We immediately cut anything we could; marketing spends, discretionary items, anything that we deemed as non-essential for trading. We aimed to take advantage of the government’s schemes including furloughing the side of the business that supported new business activity.
We focused on protection of the business via cash preservation.
What counsel did you seek from your executive committee and non-execs to help shape your decisions?
We have an excellent chairman, Peter Minter, the former CEO of Moneybarn - Peter has been hugely helpful, his depth of experience brings a calm assuredness to critical decision making.
Also, most of our shareholders are very experienced private equity professionals; as soon as it started to blow-up, I sought their counsel and found they supported our approach which was very reassuring.
The tone from everyone was clear though, ‘preserve cash with whatever method you can; who knows how long the impact of the pandemic will last at this early stage’.
Given the benefit of hindsight, would you have done anything differently?
We acted very quickly, we didn’t hesitate at all, we were on the verge of redundancies, but the furlough scheme has prevented that need, which is fantastic. Losing good people was the last thing that we wanted to happen.
We are a little disappointed to be holding the stock that we are but being mid ‘growth-phase’ we needed the stock to facilitate growth. Had we had even an inkling this was going to be this bad we’d have held back on that stock. However, in terms of our actions in response to the events we’ve seen unfold, I think we’ve made good decisions so far.
What are your thoughts on the support provided by the government?
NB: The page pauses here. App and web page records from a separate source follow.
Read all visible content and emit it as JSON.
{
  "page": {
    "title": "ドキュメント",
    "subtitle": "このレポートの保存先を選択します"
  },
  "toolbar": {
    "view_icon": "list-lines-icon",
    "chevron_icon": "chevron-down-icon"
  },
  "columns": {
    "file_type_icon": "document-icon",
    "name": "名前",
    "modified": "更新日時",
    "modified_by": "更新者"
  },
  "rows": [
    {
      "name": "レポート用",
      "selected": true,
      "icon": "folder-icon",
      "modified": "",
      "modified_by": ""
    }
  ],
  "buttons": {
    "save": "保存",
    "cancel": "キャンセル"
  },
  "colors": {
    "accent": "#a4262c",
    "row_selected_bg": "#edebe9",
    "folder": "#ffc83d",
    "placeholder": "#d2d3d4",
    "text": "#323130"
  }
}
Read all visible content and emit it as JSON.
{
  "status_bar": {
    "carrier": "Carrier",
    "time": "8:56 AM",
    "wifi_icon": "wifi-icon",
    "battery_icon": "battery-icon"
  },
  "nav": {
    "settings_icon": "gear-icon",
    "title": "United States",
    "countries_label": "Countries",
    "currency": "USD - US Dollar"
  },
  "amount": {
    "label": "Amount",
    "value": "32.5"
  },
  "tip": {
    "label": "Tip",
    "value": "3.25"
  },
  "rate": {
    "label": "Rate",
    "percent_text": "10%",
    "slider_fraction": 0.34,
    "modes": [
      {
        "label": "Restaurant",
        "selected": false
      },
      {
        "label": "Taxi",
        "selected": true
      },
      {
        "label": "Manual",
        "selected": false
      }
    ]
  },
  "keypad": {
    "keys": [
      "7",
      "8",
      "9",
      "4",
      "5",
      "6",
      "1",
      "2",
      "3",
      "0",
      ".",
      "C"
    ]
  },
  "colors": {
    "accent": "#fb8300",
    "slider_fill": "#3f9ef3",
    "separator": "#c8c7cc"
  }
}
Has it been enough / relevant for your business?
I think the government is trying to provide the best support it can. The key for us will be getting one of the coronavirus business interruption loans, our CFO is leading on that at the moment via our bank, the bank is being receptive, but we are still in the process of providing them with the assurances they need.
We are a new business with very strong early growth, but without a long history of profitability as yet, passing the bank’s criteria as an early stage growth business will be a challenge. There is another scheme called the Future Fund which is due to be launched in May and is aimed at earlier stage businesses which looks promising.
Do you agree that ’business will look different’ and ’there will be a new normal’ when we return to work trading, and what do you think the new normal will look like for you?
For us, it will be about getting as close to the normal we had before as possible; we are a ‘hands-on’ operational business and we don’t employ huge numbers, but some of our staff need to be at our premises as we deal with providing physical assets (vehicles) to customers. We have proven though that many of the team can effectively work from home so I do see that we will have to continue with some people working from home for some time, as we clearly aren’t bouncing back to normality any time soon.
What short-term opportunities do you see in the market for your business when things return to normal?
A ‘post lockdown bounce’ probably won’t happen immediately for us, our customers are mainly delivering people from point-to-point and rely on a good base level of volume; we’ve modelled a scenario that doesn’t see a normality return for us until the late autumn with another growth phase now planned for 2021. There is an opportunity for the delivery side of the market to grow and this may see some further opportunity for WeFlex to grow our customer offering there.
If you could offer any peace of mind or advice to your peers (CEOs in similarly scaled businesses) on how to deal with this situation and prepare for the future; what would it be?
I suspect I’m not going to say anything new here, but cash; managing the cashflow, understanding all the businesses costs and where you can squeeze to help you get through this.
Take advantage of any of the support the government is providing and plan for the future, be in the best position you can when you come out of the other side of the pandemic.